Each month brings unique climate variations and wildlife viewing opportunities. Peak season for naturalist tours is typically December through May when the seas are the calmest and the weather the warmest. However summer months June, July and August are also very popular as the animals are more active. September through November is typically low season when most boats will leave the islands for dry dock. For divers peak season is from July to November, when whale sharks can be found at Wolf & Darwin.
How To Get Here

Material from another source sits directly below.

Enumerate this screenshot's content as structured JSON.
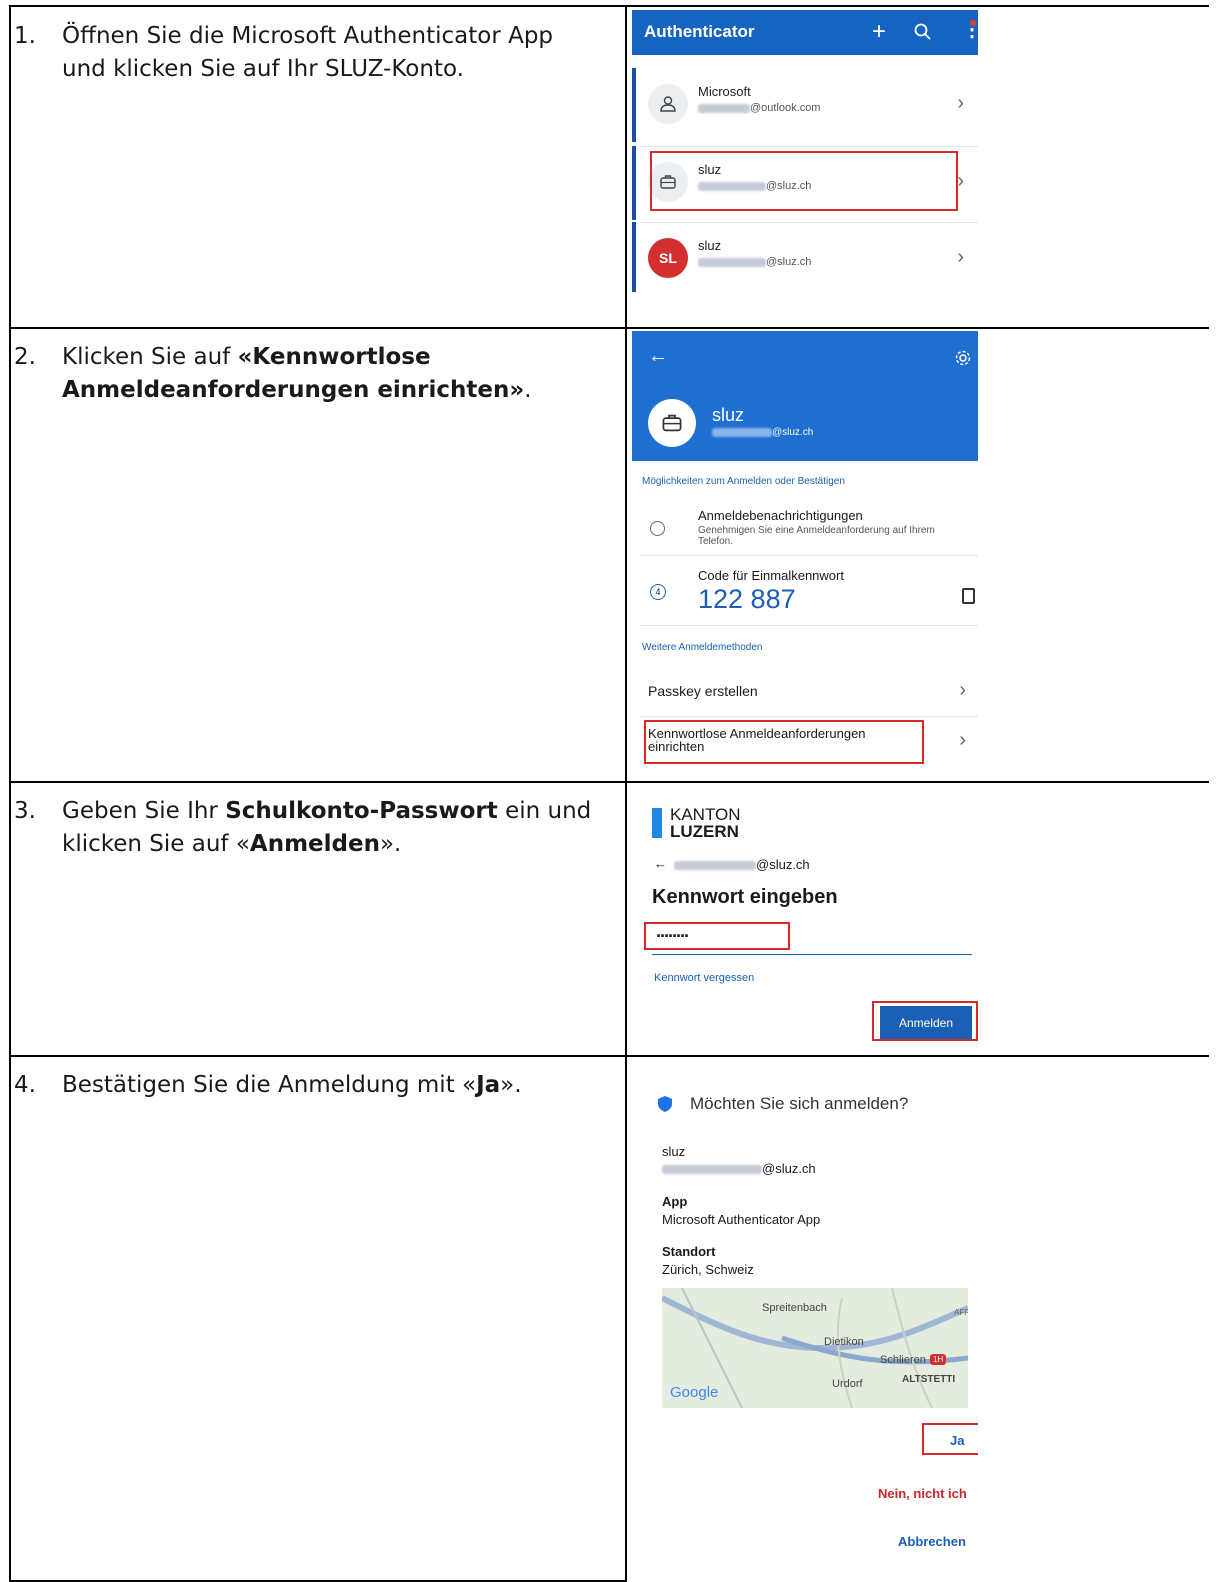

The Quito and Guayaquil airports on the mainland of Ecuador are the only ones which offer flights to the Galapagos Islands. You will fly into either Baltar or San Cristobal, which are the only two islands with an airport. You can also travel between the islands by boat. There are five different ports which use private yachts to transport you amongst the islands.
Where To Stay
Even if you take a cruise, it is likely that you will need a hotel at some point during your vacation. San Cristobal, Santa Cruz, and Isabella have inexpensive hostels as well as hotels. If you plan to travel during a holiday, make sure to reserve a room well in advance.
The Galapagos Islands are part of Ecuador. Hence, most sockets on the islands are Type A and B. If you are not from a country which uses that size sockets, then you will need a travel adapter. Travelers from Asian, European and African countries need step-down transformers to match the voltage level on the islands, which is 120V.
December 29, 2017 11:49 pm